━━ Given data

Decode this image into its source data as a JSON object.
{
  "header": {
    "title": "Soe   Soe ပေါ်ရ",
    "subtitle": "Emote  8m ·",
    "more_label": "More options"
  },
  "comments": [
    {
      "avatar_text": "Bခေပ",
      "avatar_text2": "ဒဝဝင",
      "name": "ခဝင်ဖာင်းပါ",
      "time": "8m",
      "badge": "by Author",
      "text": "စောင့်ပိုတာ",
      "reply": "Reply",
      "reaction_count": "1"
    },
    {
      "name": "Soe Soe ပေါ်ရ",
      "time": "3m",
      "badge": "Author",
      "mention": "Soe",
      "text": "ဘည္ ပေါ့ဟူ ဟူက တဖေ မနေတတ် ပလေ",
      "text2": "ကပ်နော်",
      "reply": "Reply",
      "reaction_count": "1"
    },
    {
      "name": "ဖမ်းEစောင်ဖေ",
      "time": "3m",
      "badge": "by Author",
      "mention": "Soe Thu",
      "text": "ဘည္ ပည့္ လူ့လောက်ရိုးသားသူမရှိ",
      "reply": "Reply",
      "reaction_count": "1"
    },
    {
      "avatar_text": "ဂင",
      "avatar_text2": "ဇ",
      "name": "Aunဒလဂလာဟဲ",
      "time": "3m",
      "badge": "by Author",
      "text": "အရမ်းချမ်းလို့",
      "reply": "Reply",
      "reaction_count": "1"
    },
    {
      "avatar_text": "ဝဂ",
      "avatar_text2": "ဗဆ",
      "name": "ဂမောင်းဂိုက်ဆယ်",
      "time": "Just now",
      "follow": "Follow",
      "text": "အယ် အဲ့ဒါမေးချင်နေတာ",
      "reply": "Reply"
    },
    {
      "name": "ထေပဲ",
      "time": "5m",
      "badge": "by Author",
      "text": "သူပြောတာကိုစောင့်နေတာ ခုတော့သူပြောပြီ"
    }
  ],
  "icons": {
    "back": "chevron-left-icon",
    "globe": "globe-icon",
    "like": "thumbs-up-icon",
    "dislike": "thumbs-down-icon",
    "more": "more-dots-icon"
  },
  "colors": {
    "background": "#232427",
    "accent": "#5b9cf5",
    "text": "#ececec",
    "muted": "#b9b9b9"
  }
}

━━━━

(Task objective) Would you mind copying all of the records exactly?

(Your response)
Decode this image into its source data as a JSON object.
{
  "header": {
    "title": "Soe   Soe ပေါ်ရ",
    "subtitle": "Emote  8m ·",
    "more_label": "More options"
  },
  "comments": [
    {
      "avatar_text": "Bခေပ",
      "avatar_text2": "ဒဝဝင",
      "name": "ခဝင်ဖာင်းပါ",
      "time": "8m",
      "badge": "by Author",
      "text": "စောင့်ပိုတာ",
      "reply": "Reply",
      "reaction_count": "1"
    },
    {
      "name": "Soe Soe ပေါ်ရ",
      "time": "3m",
      "badge": "Author",
      "mention": "Soe",
      "text": "ဘည္ ပေါ့ဟူ ဟူက တဖေ မနေတတ် ပလေ",
      "text2": "ကပ်နော်",
      "reply": "Reply",
      "reaction_count": "1"
    },
    {
      "name": "ဖမ်းEစောင်ဖေ",
      "time": "3m",
      "badge": "by Author",
      "mention": "Soe Thu",
      "text": "ဘည္ ပည့္ လူ့လောက်ရိုးသားသူမရှိ",
      "reply": "Reply",
      "reaction_count": "1"
    },
    {
      "avatar_text": "ဂင",
      "avatar_text2": "ဇ",
      "name": "Aunဒလဂလာဟဲ",
      "time": "3m",
      "badge": "by Author",
      "text": "အရမ်းချမ်းလို့",
      "reply": "Reply",
      "reaction_count": "1"
    },
    {
      "avatar_text": "ဝဂ",
      "avatar_text2": "ဗဆ",
      "name": "ဂမောင်းဂိုက်ဆယ်",
      "time": "Just now",
      "follow": "Follow",
      "text": "အယ် အဲ့ဒါမေးချင်နေတာ",
      "reply": "Reply"
    },
    {
      "name": "ထေပဲ",
      "time": "5m",
      "badge": "by Author",
      "text": "သူပြောတာကိုစောင့်နေတာ ခုတော့သူပြောပြီ"
    }
  ],
  "icons": {
    "back": "chevron-left-icon",
    "globe": "globe-icon",
    "like": "thumbs-up-icon",
    "dislike": "thumbs-down-icon",
    "more": "more-dots-icon"
  },
  "colors": {
    "background": "#232427",
    "accent": "#5b9cf5",
    "text": "#ececec",
    "muted": "#b9b9b9"
  }
}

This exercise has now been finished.